What you should do → Every record below should be printed again exactly, with its pictures removed.

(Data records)
§ §

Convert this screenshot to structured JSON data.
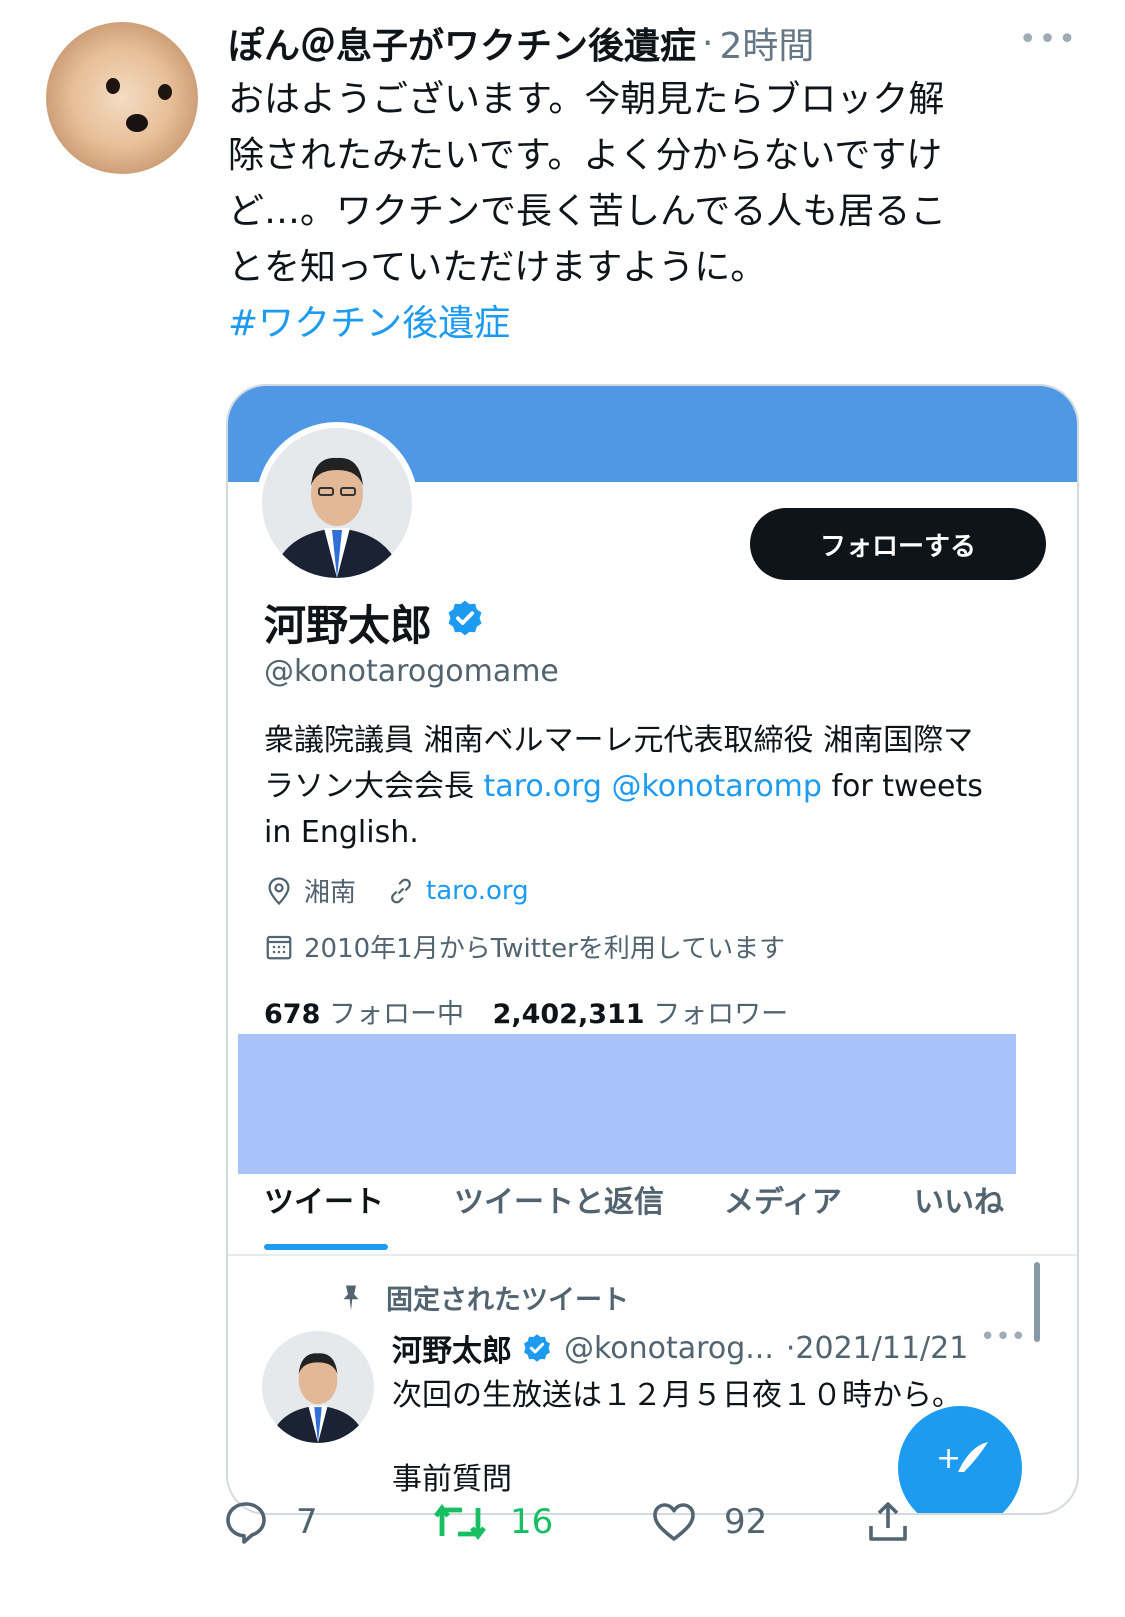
{
  "tweet": {
    "author_name": "ぽん＠息子がワクチン後遺症",
    "separator": "·",
    "time": "2時間",
    "text_lines": [
      "おはようございます。今朝見たらブロック解",
      "除されたみたいです。よく分からないですけ",
      "ど…。ワクチンで長く苦しんでる人も居るこ",
      "とを知っていただけますように。"
    ],
    "hashtag": "#ワクチン後遺症"
  },
  "card": {
    "follow_button": "フォローする",
    "name": "河野太郎",
    "handle": "@konotarogomame",
    "bio_lines": {
      "line1": "衆議院議員 湘南ベルマーレ元代表取締役 湘南国際マ",
      "line2_prefix": "ラソン大会会長 ",
      "line2_link1": "taro.org",
      "line2_link2": "@konotaromp",
      "line2_suffix": " for tweets",
      "line3": "in English."
    },
    "location": "湘南",
    "website": "taro.org",
    "joined": "2010年1月からTwitterを利用しています",
    "following_count": "678",
    "following_label": "フォロー中",
    "followers_count": "2,402,311",
    "followers_label": "フォロワー",
    "tabs": [
      "ツイート",
      "ツイートと返信",
      "メディア",
      "いいね"
    ],
    "pinned_label": "固定されたツイート",
    "pinned_tweet": {
      "name": "河野太郎",
      "handle": "@konotarog...",
      "date": "·2021/11/21",
      "text": "次回の生放送は１２月５日夜１０時から。",
      "text2": "事前質問"
    }
  },
  "actions": {
    "replies": "7",
    "retweets": "16",
    "likes": "92"
  },
  "colors": {
    "accent": "#1d9bf0",
    "banner": "#4f98e6",
    "highlight": "#a8c2fb",
    "retweet": "#17bf63"
  }
}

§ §

Answer to this exercise →
Convert this screenshot to structured JSON data.
{
  "tweet": {
    "author_name": "ぽん＠息子がワクチン後遺症",
    "separator": "·",
    "time": "2時間",
    "text_lines": [
      "おはようございます。今朝見たらブロック解",
      "除されたみたいです。よく分からないですけ",
      "ど…。ワクチンで長く苦しんでる人も居るこ",
      "とを知っていただけますように。"
    ],
    "hashtag": "#ワクチン後遺症"
  },
  "card": {
    "follow_button": "フォローする",
    "name": "河野太郎",
    "handle": "@konotarogomame",
    "bio_lines": {
      "line1": "衆議院議員 湘南ベルマーレ元代表取締役 湘南国際マ",
      "line2_prefix": "ラソン大会会長 ",
      "line2_link1": "taro.org",
      "line2_link2": "@konotaromp",
      "line2_suffix": " for tweets",
      "line3": "in English."
    },
    "location": "湘南",
    "website": "taro.org",
    "joined": "2010年1月からTwitterを利用しています",
    "following_count": "678",
    "following_label": "フォロー中",
    "followers_count": "2,402,311",
    "followers_label": "フォロワー",
    "tabs": [
      "ツイート",
      "ツイートと返信",
      "メディア",
      "いいね"
    ],
    "pinned_label": "固定されたツイート",
    "pinned_tweet": {
      "name": "河野太郎",
      "handle": "@konotarog...",
      "date": "·2021/11/21",
      "text": "次回の生放送は１２月５日夜１０時から。",
      "text2": "事前質問"
    }
  },
  "actions": {
    "replies": "7",
    "retweets": "16",
    "likes": "92"
  },
  "colors": {
    "accent": "#1d9bf0",
    "banner": "#4f98e6",
    "highlight": "#a8c2fb",
    "retweet": "#17bf63"
  }
}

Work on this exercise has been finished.